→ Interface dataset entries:
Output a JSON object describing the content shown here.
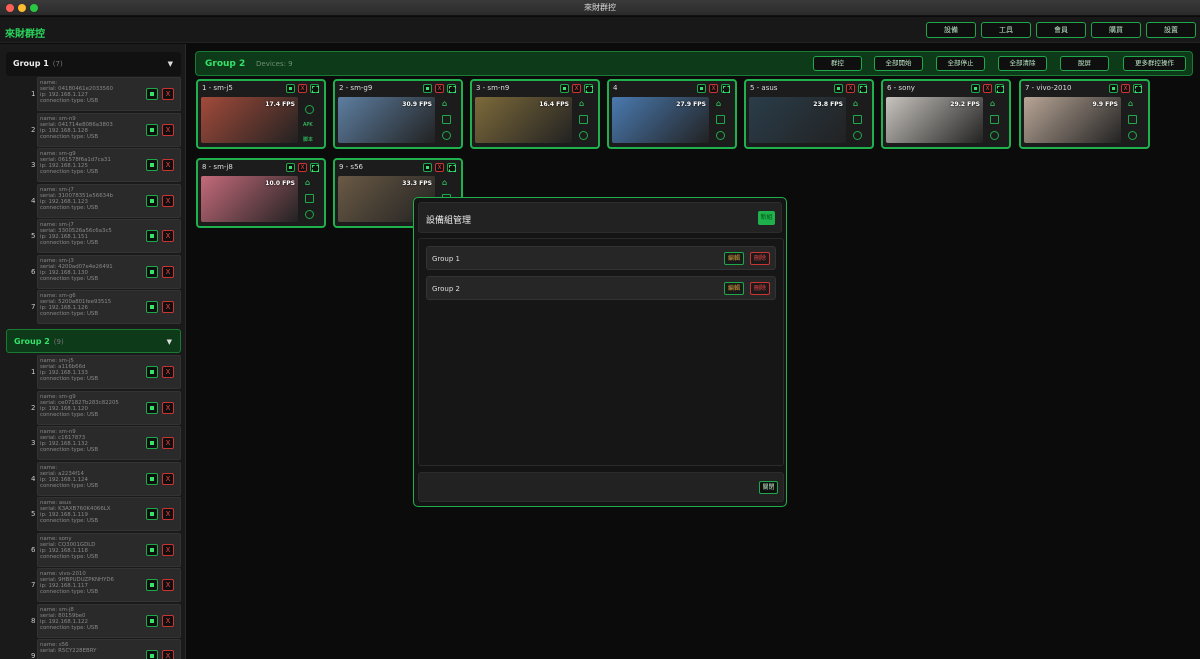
{
  "window": {
    "title": "來財群控"
  },
  "app": {
    "title": "來財群控"
  },
  "topbar": [
    "設備",
    "工具",
    "會員",
    "購買",
    "設置"
  ],
  "sidebar": {
    "groups": [
      {
        "name": "Group 1",
        "count": "(7)",
        "devices": [
          {
            "num": "1",
            "name": "name:",
            "serial": "serial: 04180461e2033560",
            "ip": "ip: 192.168.1.127",
            "conn": "connection type: USB"
          },
          {
            "num": "2",
            "name": "name: sm-n9",
            "serial": "serial: 041714e8086a3803",
            "ip": "ip: 192.168.1.128",
            "conn": "connection type: USB"
          },
          {
            "num": "3",
            "name": "name: sm-g9",
            "serial": "serial: 061578f6a1d7ca31",
            "ip": "ip: 192.168.1.125",
            "conn": "connection type: USB"
          },
          {
            "num": "4",
            "name": "name: sm-j7",
            "serial": "serial: 310078351e56634b",
            "ip": "ip: 192.168.1.123",
            "conn": "connection type: USB"
          },
          {
            "num": "5",
            "name": "name: sm-j7",
            "serial": "serial: 3300526a56c6a3c5",
            "ip": "ip: 192.168.1.151",
            "conn": "connection type: USB"
          },
          {
            "num": "6",
            "name": "name: sm-j3",
            "serial": "serial: 4200ad07e4e26491",
            "ip": "ip: 192.168.1.130",
            "conn": "connection type: USB"
          },
          {
            "num": "7",
            "name": "name: sm-g6",
            "serial": "serial: 5200a801fee93515",
            "ip": "ip: 192.168.1.126",
            "conn": "connection type: USB"
          }
        ]
      },
      {
        "name": "Group 2",
        "count": "(9)",
        "devices": [
          {
            "num": "1",
            "name": "name: sm-j5",
            "serial": "serial: a116b66d",
            "ip": "ip: 192.168.1.133",
            "conn": "connection type: USB"
          },
          {
            "num": "2",
            "name": "name: sm-g9",
            "serial": "serial: ce071827b283c82205",
            "ip": "ip: 192.168.1.120",
            "conn": "connection type: USB"
          },
          {
            "num": "3",
            "name": "name: sm-n9",
            "serial": "serial: c1617873",
            "ip": "ip: 192.168.1.132",
            "conn": "connection type: USB"
          },
          {
            "num": "4",
            "name": "name:",
            "serial": "serial: a2234f14",
            "ip": "ip: 192.168.1.124",
            "conn": "connection type: USB"
          },
          {
            "num": "5",
            "name": "name: asus",
            "serial": "serial: K3AXB760K4066LX",
            "ip": "ip: 192.168.1.119",
            "conn": "connection type: USB"
          },
          {
            "num": "6",
            "name": "name: sony",
            "serial": "serial: CQ3001GDLD",
            "ip": "ip: 192.168.1.118",
            "conn": "connection type: USB"
          },
          {
            "num": "7",
            "name": "name: vivo-2010",
            "serial": "serial: 9HBPUDUZPKNHYD6",
            "ip": "ip: 192.168.1.117",
            "conn": "connection type: USB"
          },
          {
            "num": "8",
            "name": "name: sm-j8",
            "serial": "serial: 80159be0",
            "ip": "ip: 192.168.1.122",
            "conn": "connection type: USB"
          },
          {
            "num": "9",
            "name": "name: s56",
            "serial": "serial: R5CY228EBRY",
            "ip": "",
            "conn": ""
          }
        ]
      }
    ],
    "close_glyph": "X"
  },
  "main": {
    "title": "Group 2",
    "count": "Devices: 9",
    "actions": [
      "群控",
      "全部開始",
      "全部停止",
      "全部清除",
      "脫屏",
      "更多群控操作"
    ],
    "cards": [
      {
        "title": "1 - sm-j5",
        "fps": "17.4 FPS",
        "bg": "#a24a3a"
      },
      {
        "title": "2 - sm-g9",
        "fps": "30.9 FPS",
        "bg": "#5d7ea0"
      },
      {
        "title": "3 - sm-n9",
        "fps": "16.4 FPS",
        "bg": "#7d6a3a"
      },
      {
        "title": "4",
        "fps": "27.9 FPS",
        "bg": "#4a7ab0"
      },
      {
        "title": "5 - asus",
        "fps": "23.8 FPS",
        "bg": "#2a3d4a"
      },
      {
        "title": "6 - sony",
        "fps": "29.2 FPS",
        "bg": "#c8c4be"
      },
      {
        "title": "7 - vivo-2010",
        "fps": "9.9 FPS",
        "bg": "#b8a596"
      },
      {
        "title": "8 - sm-j8",
        "fps": "10.0 FPS",
        "bg": "#c36a7a"
      },
      {
        "title": "9 - s56",
        "fps": "33.3 FPS",
        "bg": "#6a5a45"
      }
    ],
    "apk_label": "APK",
    "apk_label2": "脚本"
  },
  "modal": {
    "title": "設備組管理",
    "new_label": "新組",
    "groups": [
      {
        "name": "Group 1"
      },
      {
        "name": "Group 2"
      }
    ],
    "edit_label": "編輯",
    "delete_label": "刪除",
    "close_label": "關閉"
  }
}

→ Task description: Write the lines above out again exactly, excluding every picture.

→ Your response:
Output a JSON object describing the content shown here.
{
  "window": {
    "title": "來財群控"
  },
  "app": {
    "title": "來財群控"
  },
  "topbar": [
    "設備",
    "工具",
    "會員",
    "購買",
    "設置"
  ],
  "sidebar": {
    "groups": [
      {
        "name": "Group 1",
        "count": "(7)",
        "devices": [
          {
            "num": "1",
            "name": "name:",
            "serial": "serial: 04180461e2033560",
            "ip": "ip: 192.168.1.127",
            "conn": "connection type: USB"
          },
          {
            "num": "2",
            "name": "name: sm-n9",
            "serial": "serial: 041714e8086a3803",
            "ip": "ip: 192.168.1.128",
            "conn": "connection type: USB"
          },
          {
            "num": "3",
            "name": "name: sm-g9",
            "serial": "serial: 061578f6a1d7ca31",
            "ip": "ip: 192.168.1.125",
            "conn": "connection type: USB"
          },
          {
            "num": "4",
            "name": "name: sm-j7",
            "serial": "serial: 310078351e56634b",
            "ip": "ip: 192.168.1.123",
            "conn": "connection type: USB"
          },
          {
            "num": "5",
            "name": "name: sm-j7",
            "serial": "serial: 3300526a56c6a3c5",
            "ip": "ip: 192.168.1.151",
            "conn": "connection type: USB"
          },
          {
            "num": "6",
            "name": "name: sm-j3",
            "serial": "serial: 4200ad07e4e26491",
            "ip": "ip: 192.168.1.130",
            "conn": "connection type: USB"
          },
          {
            "num": "7",
            "name": "name: sm-g6",
            "serial": "serial: 5200a801fee93515",
            "ip": "ip: 192.168.1.126",
            "conn": "connection type: USB"
          }
        ]
      },
      {
        "name": "Group 2",
        "count": "(9)",
        "devices": [
          {
            "num": "1",
            "name": "name: sm-j5",
            "serial": "serial: a116b66d",
            "ip": "ip: 192.168.1.133",
            "conn": "connection type: USB"
          },
          {
            "num": "2",
            "name": "name: sm-g9",
            "serial": "serial: ce071827b283c82205",
            "ip": "ip: 192.168.1.120",
            "conn": "connection type: USB"
          },
          {
            "num": "3",
            "name": "name: sm-n9",
            "serial": "serial: c1617873",
            "ip": "ip: 192.168.1.132",
            "conn": "connection type: USB"
          },
          {
            "num": "4",
            "name": "name:",
            "serial": "serial: a2234f14",
            "ip": "ip: 192.168.1.124",
            "conn": "connection type: USB"
          },
          {
            "num": "5",
            "name": "name: asus",
            "serial": "serial: K3AXB760K4066LX",
            "ip": "ip: 192.168.1.119",
            "conn": "connection type: USB"
          },
          {
            "num": "6",
            "name": "name: sony",
            "serial": "serial: CQ3001GDLD",
            "ip": "ip: 192.168.1.118",
            "conn": "connection type: USB"
          },
          {
            "num": "7",
            "name": "name: vivo-2010",
            "serial": "serial: 9HBPUDUZPKNHYD6",
            "ip": "ip: 192.168.1.117",
            "conn": "connection type: USB"
          },
          {
            "num": "8",
            "name": "name: sm-j8",
            "serial": "serial: 80159be0",
            "ip": "ip: 192.168.1.122",
            "conn": "connection type: USB"
          },
          {
            "num": "9",
            "name": "name: s56",
            "serial": "serial: R5CY228EBRY",
            "ip": "",
            "conn": ""
          }
        ]
      }
    ],
    "close_glyph": "X"
  },
  "main": {
    "title": "Group 2",
    "count": "Devices: 9",
    "actions": [
      "群控",
      "全部開始",
      "全部停止",
      "全部清除",
      "脫屏",
      "更多群控操作"
    ],
    "cards": [
      {
        "title": "1 - sm-j5",
        "fps": "17.4 FPS",
        "bg": "#a24a3a"
      },
      {
        "title": "2 - sm-g9",
        "fps": "30.9 FPS",
        "bg": "#5d7ea0"
      },
      {
        "title": "3 - sm-n9",
        "fps": "16.4 FPS",
        "bg": "#7d6a3a"
      },
      {
        "title": "4",
        "fps": "27.9 FPS",
        "bg": "#4a7ab0"
      },
      {
        "title": "5 - asus",
        "fps": "23.8 FPS",
        "bg": "#2a3d4a"
      },
      {
        "title": "6 - sony",
        "fps": "29.2 FPS",
        "bg": "#c8c4be"
      },
      {
        "title": "7 - vivo-2010",
        "fps": "9.9 FPS",
        "bg": "#b8a596"
      },
      {
        "title": "8 - sm-j8",
        "fps": "10.0 FPS",
        "bg": "#c36a7a"
      },
      {
        "title": "9 - s56",
        "fps": "33.3 FPS",
        "bg": "#6a5a45"
      }
    ],
    "apk_label": "APK",
    "apk_label2": "脚本"
  },
  "modal": {
    "title": "設備組管理",
    "new_label": "新組",
    "groups": [
      {
        "name": "Group 1"
      },
      {
        "name": "Group 2"
      }
    ],
    "edit_label": "編輯",
    "delete_label": "刪除",
    "close_label": "關閉"
  }
}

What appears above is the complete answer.